One of the enduring narratives of 2016 was the strength of populist movements on social media. Whether Alternative für Deutschland (AfD) in Germany, Front National in France, UKIP in the United Kingdom, or Donald Trump in the United States, these mostly right-wing, mostly euroskeptic politicians were believed to be particularly menacing because of their prowess on Facebook and Twitter: they seemed to have an uncanny knack for a media that mainstream parties were still grappling to understand, without much success.
The truth is more mixed. Front National enjoys 163,000 Twitter followers, on par with France’s Republicans and Socialists, but it has a Facebook following significantly larger than the other two combined. In Germany, AfD’s roughly 44,000 Twitter followers pale in comparison to the Christian Democrats’ 160,000 and the Social Democrats’ 251,000. On Facebook, AfD roughly equals the combined weight of the other two. UKIP has about half as many followers on Twitter as the Tories and between a half and a third as many as Labor; the three each have about 500,000 likes on Facebook. And what of the Donald himself? With 18 million Twitter followers, his audience dwarfs Hillary Clinton’s 12 million, and he enjoys a similar 17 million to 10 million advantage on Facebook. But then, he was a reality TV star before he became a reality TV star and the president-elect.
But the numbers of actual followers tell only half the story. Many of these parties rely on virtual armies of automatic accounts to amplify their messages, legions of “bots” that elevate their press releases to top stories.
The Computational Propaganda Project, funded by the European Research Council and affiliated with Oxford University and the University of Washington, analyzed the role Twitter played in the American presidential election and found that Trump enjoyed a significant – one might even say yuge – advantage on the platform. Following the second presidential debate, pro-Trump hashtags generated roughly twice the traffic of pro-Clinton hashtags. And while most of that traffic seems to have come from real users based on frequency and times of tweets, a third of pro-Trump tweets seem to have come from bots, compared to only a fifth of pro-Clinton tweets. Interestingly, following the December 19, 2016, attack on a Christmas market in Berlin, dozens of Twitter accounts suspected to be bots switched from posting pro-Trump messages to posting attacks on Chancellor Angela Merkel. German Justice Minister Heiko Maas has gone so far as to suggest that Facebook be treated as a media company, meaning it would be legally accountable for its content.

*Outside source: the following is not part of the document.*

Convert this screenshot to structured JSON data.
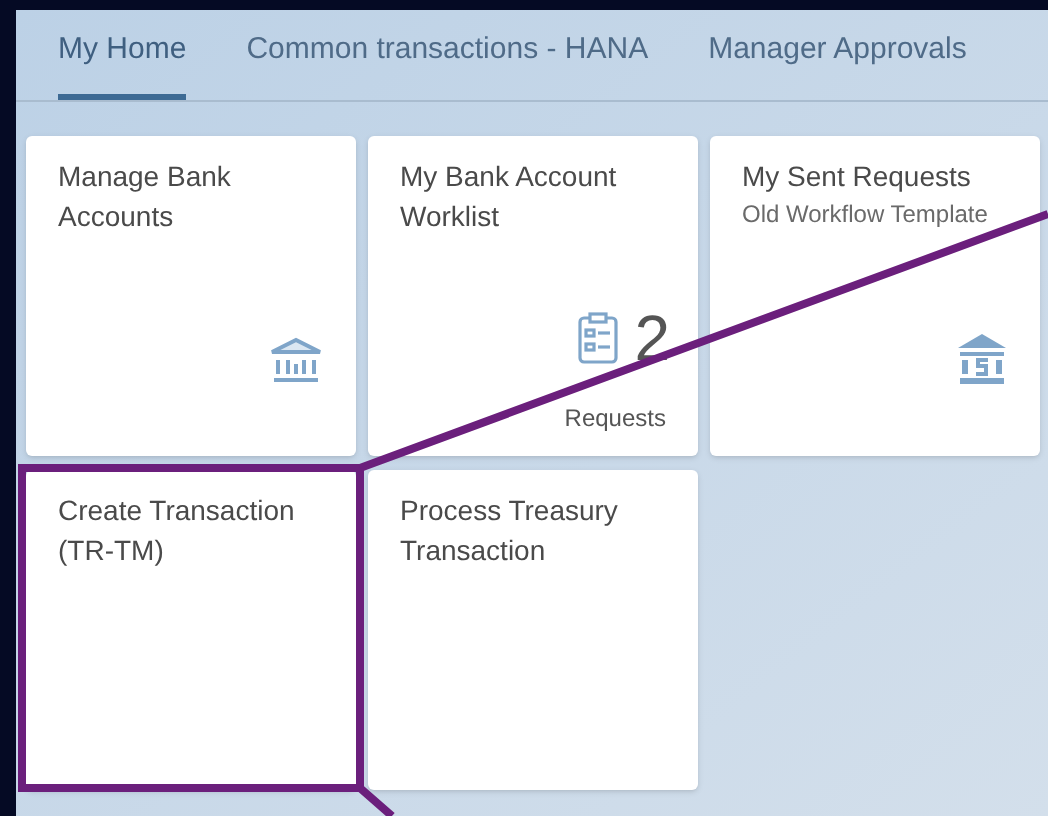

This could foreshadow a particularly ugly Bundestag campaign in September. AfD has already made common cause with the American president-elect; its leaders have publicly praised him for both his policy preferences and his ability to beat the “establishment politicians” at their own game, and they have cited his surprise victory as proof that they might achieve the unthinkable and unseat Merkel. They seem to be taking up some of his tools, too: In October, Alice Weidel, a member of the AfD’s national leadership committee, told ZEITmagazin, “Of course we will include social bots in our election strategy. For a young party like ours, social media tools are essential to broadcast our positions to voters.”
Weidel later retracted her statement, saying the party would use social media tools – including social media analytics programs – but would abstain from using bots. But there are some indications that it has already broken that promise: On November 16, for example, dozens of accounts, many of them newly created, simultaneously posted an identical message with the slogan “Merkel muss weg” (Merkel must go) and a link to a YouTube video promoting an anti-Merkel protest organized by the AfD.
Professor Philip Howard, the lead researcher behind the Computational Propaganda Project, already observed evidence of this same pattern around the Brexit vote. Between June 5-12, his team sampled 1.5 million tweets with hashtags related to the referendum; of those 1.5 million, a third – 500,000 tweets – were generated by only one percent of the 300,000 accounts, strongly suggesting that they were programmed bots. Brexit bots were roughly three times as active as pro-Remain bots.
Bots aside, the various social media channels – Facebook in particular – upend traditional theories about how social movements are formed, which can help to explain why once-fringe movements like AfD, UKIP, and the Trump campaign are so surprisingly adept with these media. Helen Margetts, director of Oxford University’s Oxford Internet Institute, writes that social media “allows new, ‘tiny acts’ of political participation (liking, tweeting, viewing, following, signing petitions and so on), which turn social movement theory around. Rather than identifying with issues, forming collective identity and then acting to support the interests of that identity – or voting for a political party that supports it – in a social media world, people act first and think about it (or identify with others) later, if at all.”
Read more in the Berlin Policy Journal App – January/February 2017 issue.